◆ EXERCISE DIRECTIONS
A faithful copy of the listing below is needed, one that contains no pictures.

◇ ◇ ◇ ◇

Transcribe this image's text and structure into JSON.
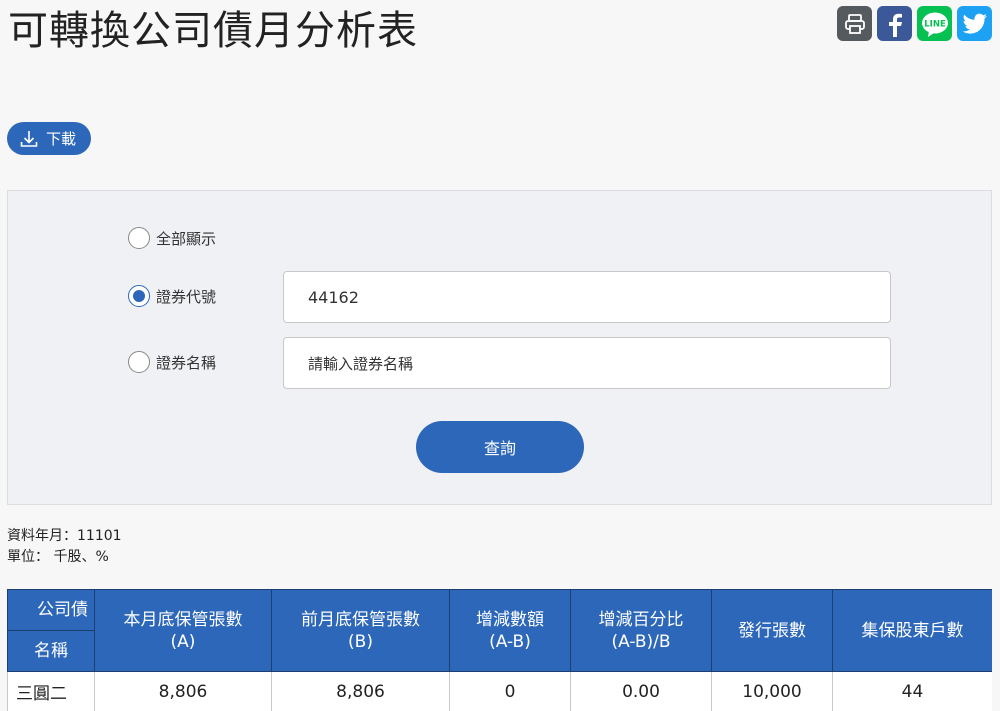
{
  "page": {
    "title": "可轉換公司債月分析表"
  },
  "share": {
    "print_icon": "printer-icon",
    "facebook_icon": "facebook-icon",
    "line_icon": "line-icon",
    "line_text": "LINE",
    "twitter_icon": "twitter-icon"
  },
  "download": {
    "label": "下載",
    "icon": "download-icon"
  },
  "query": {
    "options": [
      {
        "label": "全部顯示",
        "checked": false
      },
      {
        "label": "證券代號",
        "checked": true
      },
      {
        "label": "證券名稱",
        "checked": false
      }
    ],
    "code_value": "44162",
    "name_placeholder": "請輸入證券名稱",
    "submit_label": "查詢"
  },
  "meta": {
    "period": "資料年月：11101",
    "unit": "單位： 千股、%"
  },
  "table": {
    "group_header": "公司債",
    "name_header": "名稱",
    "headers": [
      {
        "line1": "本月底保管張數",
        "line2": "(A)"
      },
      {
        "line1": "前月底保管張數",
        "line2": "(B)"
      },
      {
        "line1": "增減數額",
        "line2": "(A-B)"
      },
      {
        "line1": "增減百分比",
        "line2": "(A-B)/B"
      },
      {
        "line1": "發行張數",
        "line2": ""
      },
      {
        "line1": "集保股東戶數",
        "line2": ""
      }
    ],
    "rows": [
      {
        "name": "三圓二",
        "current": "8,806",
        "previous": "8,806",
        "change": "0",
        "change_pct": "0.00",
        "issued": "10,000",
        "holders": "44"
      }
    ]
  },
  "colors": {
    "accent": "#2d67b9",
    "panel": "#f0f1f4",
    "background": "#f7f7f7"
  }
}
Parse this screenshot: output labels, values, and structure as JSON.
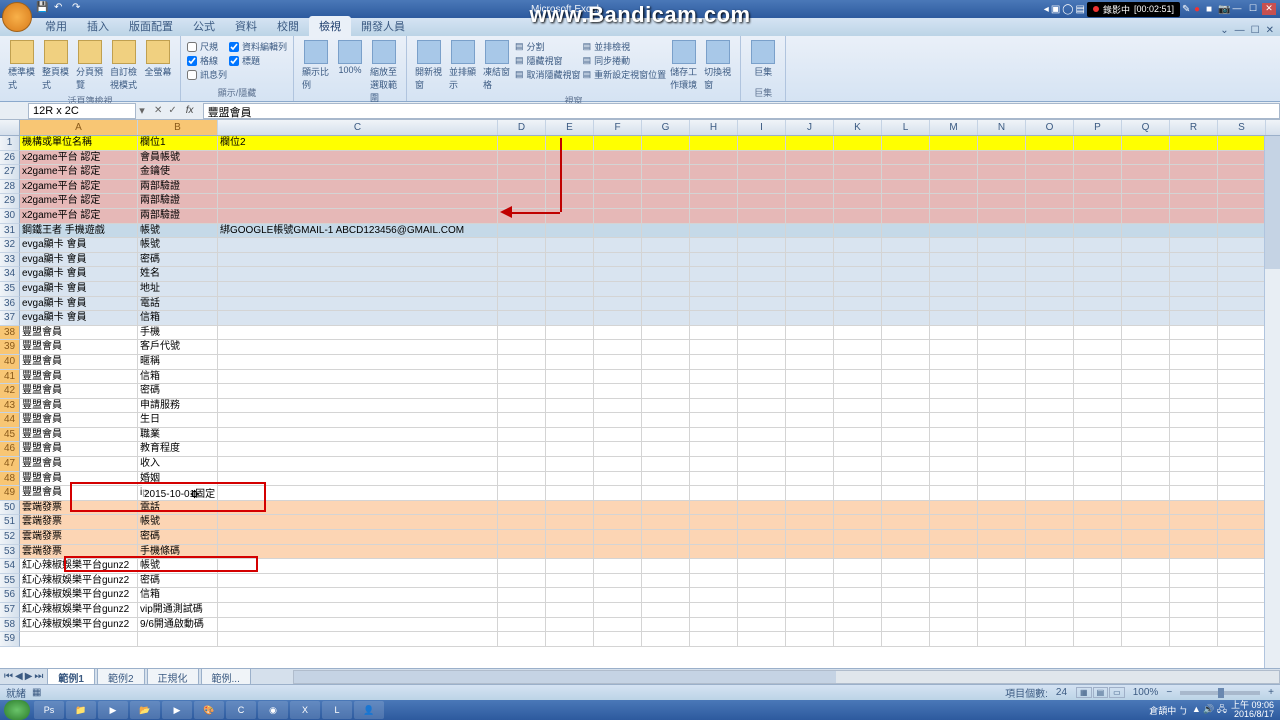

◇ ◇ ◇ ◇

◆ SOLUTION
Transcribe this image's text and structure into JSON.
{
  "page": {
    "title": "可轉換公司債月分析表"
  },
  "share": {
    "print_icon": "printer-icon",
    "facebook_icon": "facebook-icon",
    "line_icon": "line-icon",
    "line_text": "LINE",
    "twitter_icon": "twitter-icon"
  },
  "download": {
    "label": "下載",
    "icon": "download-icon"
  },
  "query": {
    "options": [
      {
        "label": "全部顯示",
        "checked": false
      },
      {
        "label": "證券代號",
        "checked": true
      },
      {
        "label": "證券名稱",
        "checked": false
      }
    ],
    "code_value": "44162",
    "name_placeholder": "請輸入證券名稱",
    "submit_label": "查詢"
  },
  "meta": {
    "period": "資料年月：11101",
    "unit": "單位： 千股、%"
  },
  "table": {
    "group_header": "公司債",
    "name_header": "名稱",
    "headers": [
      {
        "line1": "本月底保管張數",
        "line2": "(A)"
      },
      {
        "line1": "前月底保管張數",
        "line2": "(B)"
      },
      {
        "line1": "增減數額",
        "line2": "(A-B)"
      },
      {
        "line1": "增減百分比",
        "line2": "(A-B)/B"
      },
      {
        "line1": "發行張數",
        "line2": ""
      },
      {
        "line1": "集保股東戶數",
        "line2": ""
      }
    ],
    "rows": [
      {
        "name": "三圓二",
        "current": "8,806",
        "previous": "8,806",
        "change": "0",
        "change_pct": "0.00",
        "issued": "10,000",
        "holders": "44"
      }
    ]
  },
  "colors": {
    "accent": "#2d67b9",
    "panel": "#f0f1f4",
    "background": "#f7f7f7"
  }
}
Parse this screenshot: output labels, values, and structure as JSON.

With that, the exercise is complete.